In Mel Brook’s 1976 movie “Young Frankenstein,” Fredrick Frankenstein (Gene Wilder), grandson of the original Dr. F., recaptures his erratically behaving Monster (Peter Boyle). He then tries to show the nervous townsfolk just how bright and good-natured his creature is by preforming a dancing and singing duet of “Putting on the Ritz.” And, after some rehearsal (we assume), the monster remembers and performs every word.
The scene is hilarious, but there’s solid science there: The monster’s borrowed brain was demonstrating a technique that can give you a monster memory, too. Speaking – or singing and dancing -- out loud improves long-term memory.
In a new study, researchers from Canada’s University of Waterloo had groups of students focus on dozens of words either by hearing a recording of their own voice saying the words, by hearing someone else say them, by reading the words silently or by reading them aloud. Then, the students were shown words and asked if they had just studied them or not. Those who read the words aloud were far more able to remember correctly, around 77 percent of the time.
Seems combining reading and vocalization activates two parts of the brain and involves physical motion – a sure-fire way to strengthen memory muscles.

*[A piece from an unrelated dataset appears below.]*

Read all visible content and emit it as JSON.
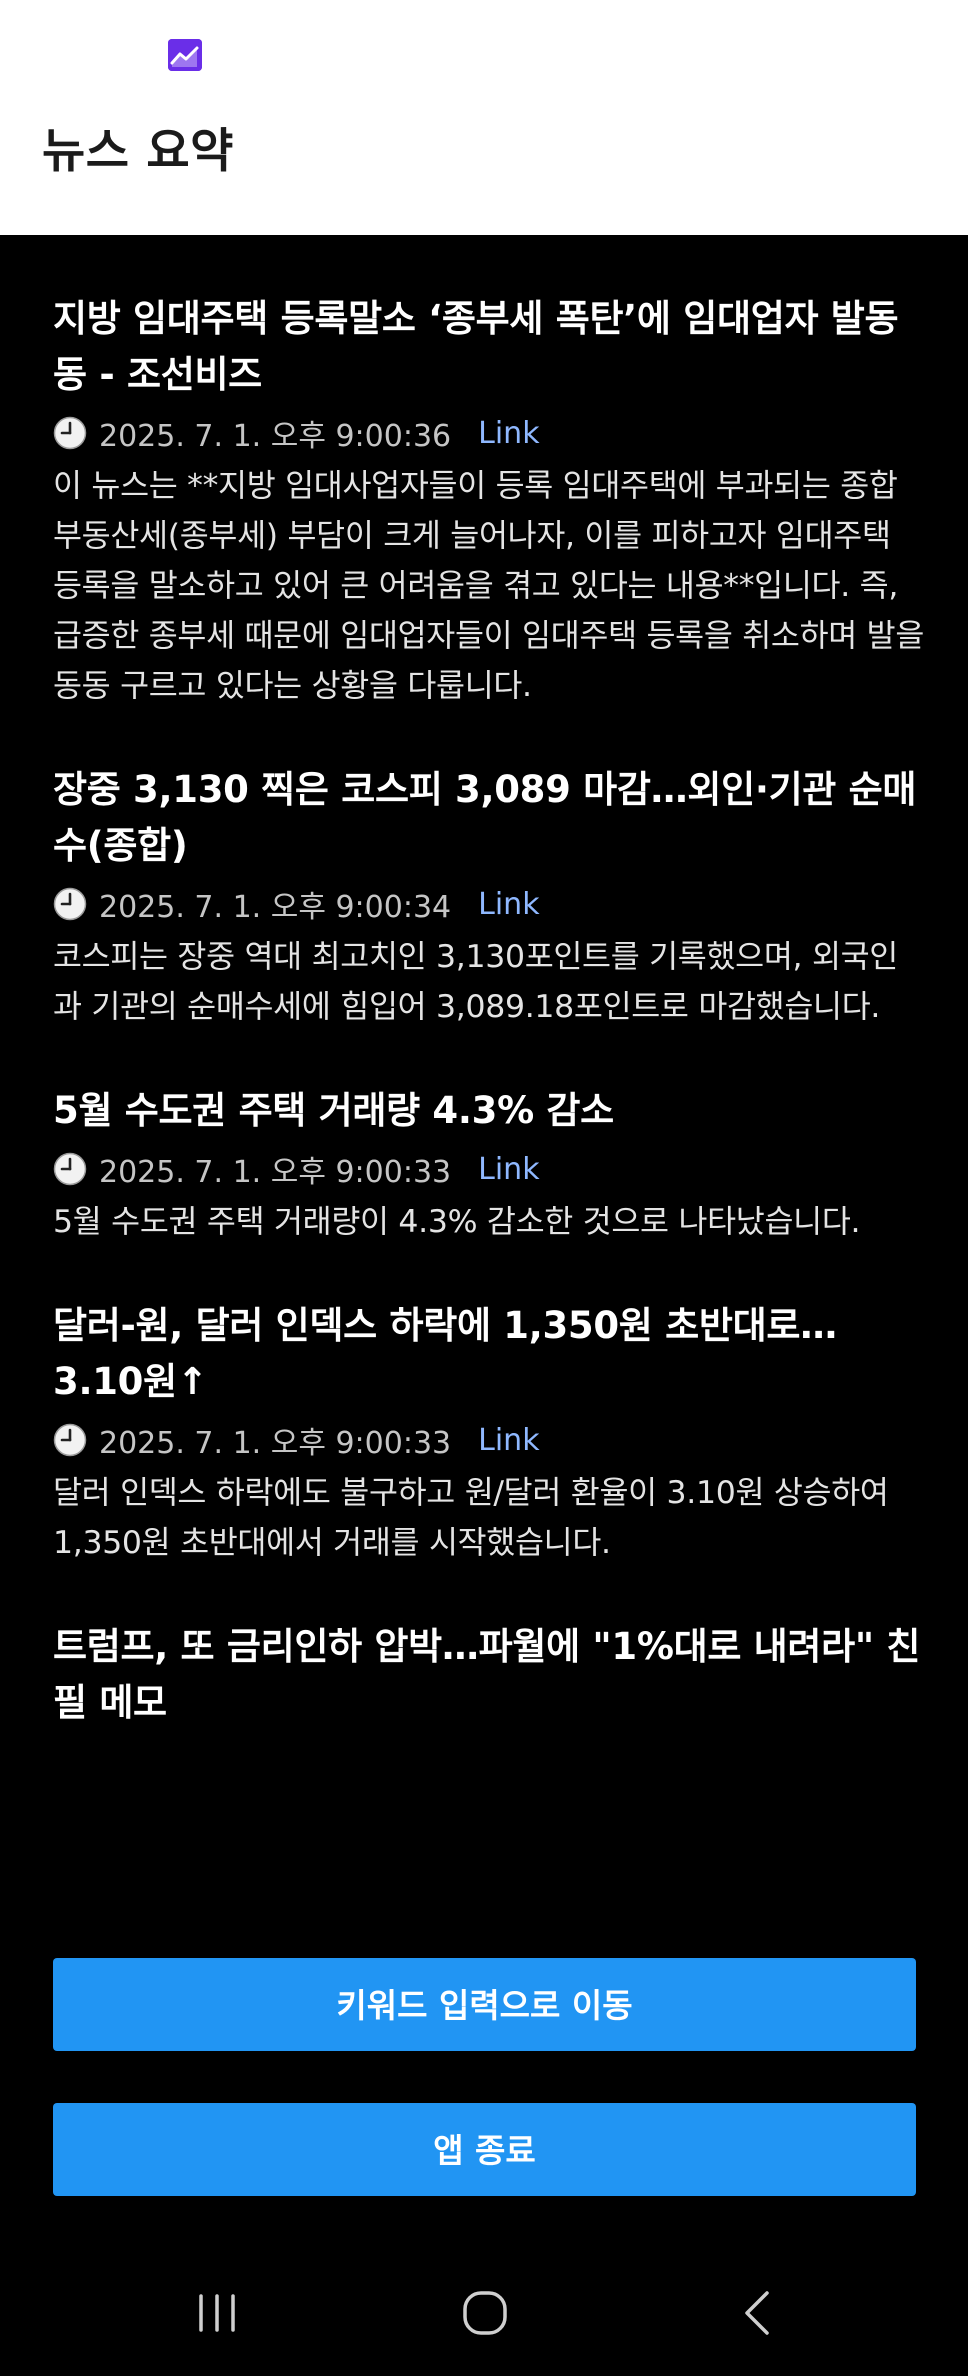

So the next time you want to remember a phone number or a document at work, find a spot where you can read it aloud. And if anyone asks, you’re not talking to yourself, you’re doing brain exercises.
Ban on triclosan
For a long time, triclosan was thought to be a pretty good bet because it helped knock out unwanted bacteria in consumer and hospital products. It’s been used in everything from cleaning supplies to toothpaste – in fact, any product that says “antimicrobial” or “antibacterial” on the label may contain triclosan or its cousin triclocarbon.
Unfortunately, triclosan’s antiseptic properties are toxic to the liver, thyroid and lungs. It’s also a hormone disruptor and promotes antibiotic resistance. So the Food and Drug Administration has banned it for use in over-the-counter health care antiseptic products, labeling it “not generally regarded as safe”. Previously it was banned from use in soaps, but even with this new ban, it’s still in use until December 2018.
For a complete list of consumer products (215) that contain triclosan, go to the Environmental Working Group’s website (EWG.org) and look for Skin Deep Cosmetics Database.
Mom’s pregnancy diet
In the 2008 movie “Baby Mama,” Kate (Tina Fey), a working woman in her 30s, finds that she can’t have a baby and hires Angie (Amy Poehler) as a surrogate. Angie, who’s a junk-food junkie, is reprimanded by Kate: “I don’t want my kid born addicted to high-fructose corn syrup!” “Really?” Angie replies, amazed that what she eats actually could cause that.
Well, Kate was right. Being concerned about her future child’s corn syrup addiction is legitimate. We know that moms-to-be are aware of the importance of staying healthy for themselves and the health of the fetus, but it’s easy to overlook how powerful an influence your food and supplement choices have on the future health of your child. In a new analysis of over 40 studies on kids’ food preferences, researchers determined that flavors from a pregnant woman’s diet actually reach the fetus and shape food preferences.
Says lead author Stephanie Anzman-Frasca, Ph.D., “These early exposures familiarize the baby with specific flavors as well as the experience of variety and set the stage for later acceptance of healthy flavors in solid foods.”
So if you’re enjoying broccoli, dark greens like kale and good-for-you salmon while you’re pregnant, your fetus will experience those flavors and learn to love them. Then when you start feeding your child solid foods, the battle over “eat your vegetables” will be won before it begins.
Avoiding varicose veins
Veins carry blood back to the heart after oxygen is delivered to your cells. They accomplish their mission by using valves that open and close, keeping blood headed in the right direction. But if those valves weaken, blood can back up and pool, causing swollen, twisted veins. If you notice them on your calves or thighs, there are ways to ease the pain and stop them from getting worse:
▪ Exercise regularly to strengthen vessel walls and move blood through your veins.
▪ Don’t sit for long periods of time; elevate legs when resting.
▪ Maintaining a healthy weight relieves pressure on veins.
▪ Avoid tight clothes around the groin and thighs.
▪ Wear compression stockings (the right compression pressure) and put them on correctly, if prescribed.
▪ Talk to your doc about routine aspirin use.
Mehmet Oz, M.D. is host of “The Dr. Oz Show,” and Mike Roizen, M.D. is Chief Wellness Officer and Chair of Wellness Institute at Cleveland Clinic.